This article in Thursday’s Moonstone Monitor elicited the biggest response in years. Many readers shared their views, and no doubt, their preparation for the regulatory exams was very evident. Thanks for all your input. I asked Paul Rabenowitz, FAIS expert at Lightbulb Learning, for his views.
To refresh your memory: we posted this question from a reader, and asked readers for their views.
I was at one of my brokers the other day. The admin staff says that, because they are admin staff, they don’t have to write the Rep (RE 1) exam. So here is an example: a client phones a broker’s office to remove one and add a new vehicle. The new vehicle requires a tracking device, so the admin person advises the client of this. Also, the admin person offers the client various add-ons e.g. car hire, breakdown cover etc. They are not changing the actual product, just up-selling on the existing product. Does this constitute advice, necessitating writing the exam? Please advise (no pun intended!).
This is an important and relevant question!
Let’s analyse the facts:
- We have an ‘admin person’. The Act does not refer to job titles – but rather functions – it does not matter what a position at an FSP may be called, but rather what they do in relation to clients
- The admin person advises the client that the vehicle needs a tracking device. This does not qualify as advice nor an intermediary service as it is factual in relation to a policy provision.
- The admin person offers the client various add-ons. They are not changing the actual product, just up-selling on the existing product. Now we get to the heart of the matter: is this ‘advice’? Firstly, the Act states that it does not matter if a product is even sold – it is the recommendation, guidance or proposal to a client which is the crucial aspect. Secondly, advice does not only relate to a new product, but includes a variation of any term or condition applying to a financial product. Thus this is advice. As the admin person is also actually up-selling, this constitutes an intermediary service. This person is therefore providing both advice and an intermediary service!
Let us unpack this further. A representative is a person who renders a ‘financial service’ – which means the provision of advice and/or an intermediary service. We also find the word intermediary in the title of the FAIS Act. We can then never think that the FAIS Act only applies when advice has been given. There are various exclusions from what is advice, such as factual and procedural information, but a person who gives advice must always be a representative. This is not the case with an intermediary service. A person does not need to be a representative if they are (1) rendering clerical or administrative services, (2), acting in a subordinate capacity and (3) does not use their judgement or lead a client into a transaction in response to general queries. In other words – one may not need to be a representative even though an intermediary service is rendered by that person in a subordinate capacity, but there is no exclusion for providing advice – no matter what capacity one is acting in.
As this admin person is both using judgement and leading a client into a transaction the exclusion of intermediary service will not apply.
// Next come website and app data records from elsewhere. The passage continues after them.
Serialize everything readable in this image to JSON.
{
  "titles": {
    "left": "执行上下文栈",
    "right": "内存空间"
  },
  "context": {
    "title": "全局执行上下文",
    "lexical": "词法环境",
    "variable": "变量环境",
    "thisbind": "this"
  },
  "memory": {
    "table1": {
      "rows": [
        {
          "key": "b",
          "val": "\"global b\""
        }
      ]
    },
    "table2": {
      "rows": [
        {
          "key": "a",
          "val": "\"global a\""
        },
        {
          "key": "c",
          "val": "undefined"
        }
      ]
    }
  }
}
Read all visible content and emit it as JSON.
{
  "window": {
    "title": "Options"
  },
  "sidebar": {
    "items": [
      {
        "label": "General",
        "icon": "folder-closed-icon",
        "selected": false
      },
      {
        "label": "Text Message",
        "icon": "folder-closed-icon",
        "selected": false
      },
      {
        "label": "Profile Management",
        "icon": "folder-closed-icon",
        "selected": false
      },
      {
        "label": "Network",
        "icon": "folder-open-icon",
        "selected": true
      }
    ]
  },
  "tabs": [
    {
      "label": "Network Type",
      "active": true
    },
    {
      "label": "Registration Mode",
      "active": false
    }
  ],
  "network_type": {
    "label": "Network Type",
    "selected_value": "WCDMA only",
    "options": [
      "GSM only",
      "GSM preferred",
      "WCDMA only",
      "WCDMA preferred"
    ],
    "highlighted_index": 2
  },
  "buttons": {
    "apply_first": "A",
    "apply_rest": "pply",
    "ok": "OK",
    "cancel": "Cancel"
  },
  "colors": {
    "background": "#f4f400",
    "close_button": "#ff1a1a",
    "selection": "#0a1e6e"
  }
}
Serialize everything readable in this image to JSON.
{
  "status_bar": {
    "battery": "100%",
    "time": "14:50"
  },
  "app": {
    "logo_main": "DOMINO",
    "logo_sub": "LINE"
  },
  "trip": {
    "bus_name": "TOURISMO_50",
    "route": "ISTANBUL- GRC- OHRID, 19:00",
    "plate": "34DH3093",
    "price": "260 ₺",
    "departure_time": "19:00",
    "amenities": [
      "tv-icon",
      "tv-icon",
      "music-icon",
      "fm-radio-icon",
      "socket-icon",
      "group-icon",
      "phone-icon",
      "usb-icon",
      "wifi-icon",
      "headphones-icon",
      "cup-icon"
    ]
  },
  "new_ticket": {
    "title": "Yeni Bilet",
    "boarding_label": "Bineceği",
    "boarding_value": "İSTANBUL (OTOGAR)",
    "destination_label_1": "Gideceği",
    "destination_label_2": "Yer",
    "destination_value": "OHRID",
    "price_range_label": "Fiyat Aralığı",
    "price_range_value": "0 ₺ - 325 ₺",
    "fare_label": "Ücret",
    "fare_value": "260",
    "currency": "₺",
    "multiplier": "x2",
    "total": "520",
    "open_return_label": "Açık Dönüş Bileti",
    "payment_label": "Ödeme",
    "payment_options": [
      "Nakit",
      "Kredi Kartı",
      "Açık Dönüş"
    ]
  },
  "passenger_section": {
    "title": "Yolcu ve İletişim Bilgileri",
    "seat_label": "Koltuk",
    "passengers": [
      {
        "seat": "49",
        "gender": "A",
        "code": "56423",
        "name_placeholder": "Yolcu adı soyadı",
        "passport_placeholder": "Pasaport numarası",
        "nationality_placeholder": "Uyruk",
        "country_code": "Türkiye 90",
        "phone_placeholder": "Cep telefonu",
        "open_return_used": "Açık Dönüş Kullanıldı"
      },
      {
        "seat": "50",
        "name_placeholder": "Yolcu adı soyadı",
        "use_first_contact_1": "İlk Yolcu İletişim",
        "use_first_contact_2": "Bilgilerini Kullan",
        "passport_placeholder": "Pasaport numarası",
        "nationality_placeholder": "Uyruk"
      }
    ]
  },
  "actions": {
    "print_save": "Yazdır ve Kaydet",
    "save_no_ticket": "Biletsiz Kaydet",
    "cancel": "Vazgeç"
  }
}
There are thus two compelling reasons why this admin person must be a rep and therefore write the exams, as well as complying with the requirements of experience, qualifications, CPD and honesty and integrity.